Start of Block

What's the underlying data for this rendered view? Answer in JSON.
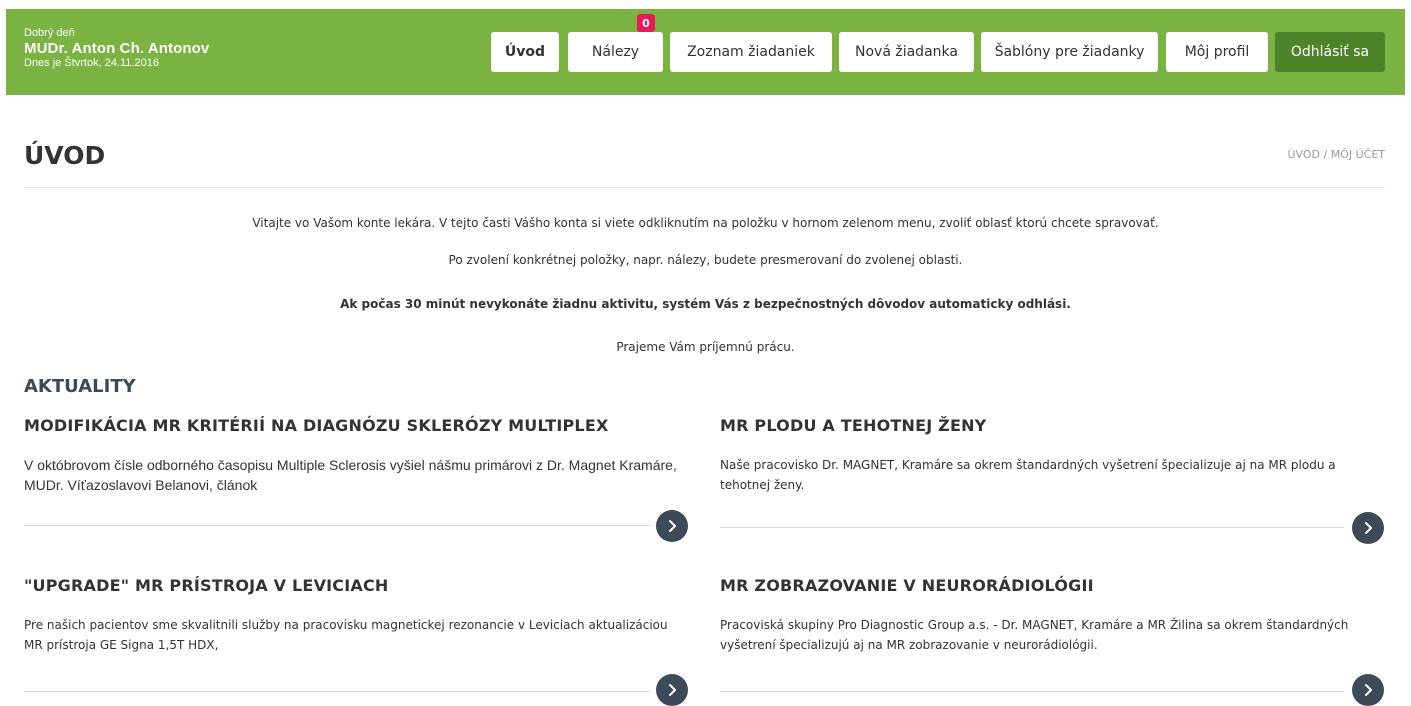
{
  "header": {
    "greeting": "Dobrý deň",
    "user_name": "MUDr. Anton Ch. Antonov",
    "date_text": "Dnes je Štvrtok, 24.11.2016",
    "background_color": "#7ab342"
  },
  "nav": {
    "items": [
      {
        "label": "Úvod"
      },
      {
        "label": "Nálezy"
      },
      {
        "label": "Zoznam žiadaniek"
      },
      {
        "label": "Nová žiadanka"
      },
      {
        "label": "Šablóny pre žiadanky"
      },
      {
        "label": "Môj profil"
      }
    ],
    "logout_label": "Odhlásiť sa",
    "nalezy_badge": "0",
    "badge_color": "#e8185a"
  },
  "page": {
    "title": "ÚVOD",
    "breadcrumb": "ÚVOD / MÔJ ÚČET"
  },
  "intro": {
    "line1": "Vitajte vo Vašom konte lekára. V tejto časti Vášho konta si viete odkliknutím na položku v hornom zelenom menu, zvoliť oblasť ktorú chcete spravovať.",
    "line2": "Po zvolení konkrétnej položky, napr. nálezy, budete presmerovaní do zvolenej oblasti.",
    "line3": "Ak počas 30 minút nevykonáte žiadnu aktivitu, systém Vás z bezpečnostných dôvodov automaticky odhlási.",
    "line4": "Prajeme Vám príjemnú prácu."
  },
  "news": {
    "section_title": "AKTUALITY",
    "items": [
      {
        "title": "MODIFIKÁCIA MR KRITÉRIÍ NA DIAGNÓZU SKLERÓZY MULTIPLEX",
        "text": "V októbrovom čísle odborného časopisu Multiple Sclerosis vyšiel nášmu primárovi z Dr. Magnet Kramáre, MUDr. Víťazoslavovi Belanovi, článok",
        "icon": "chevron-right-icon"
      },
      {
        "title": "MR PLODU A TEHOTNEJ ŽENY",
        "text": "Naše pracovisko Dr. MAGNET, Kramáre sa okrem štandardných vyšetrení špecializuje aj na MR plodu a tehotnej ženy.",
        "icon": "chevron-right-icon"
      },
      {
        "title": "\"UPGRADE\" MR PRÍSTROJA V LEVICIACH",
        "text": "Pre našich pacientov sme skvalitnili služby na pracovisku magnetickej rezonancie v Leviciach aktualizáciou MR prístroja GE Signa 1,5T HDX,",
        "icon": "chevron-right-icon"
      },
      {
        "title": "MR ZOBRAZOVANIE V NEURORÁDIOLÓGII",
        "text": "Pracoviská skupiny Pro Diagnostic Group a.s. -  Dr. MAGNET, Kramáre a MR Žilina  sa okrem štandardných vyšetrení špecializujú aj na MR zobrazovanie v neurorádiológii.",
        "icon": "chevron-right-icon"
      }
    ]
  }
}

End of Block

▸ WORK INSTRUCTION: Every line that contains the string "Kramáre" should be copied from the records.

▸ SOLUTION:
        "text": "V októbrovom čísle odborného časopisu Multiple Sclerosis vyšiel nášmu primárovi z Dr. Magnet Kramáre, MUDr. Víťazoslavovi Belanovi, článok",
        "text": "Naše pracovisko Dr. MAGNET, Kramáre sa okrem štandardných vyšetrení špecializuje aj na MR plodu a tehotnej ženy.",
        "text": "Pracoviská skupiny Pro Diagnostic Group a.s. -  Dr. MAGNET, Kramáre a MR Žilina  sa okrem štandardných vyšetrení špecializujú aj na MR zobrazovanie v neurorádiológii.",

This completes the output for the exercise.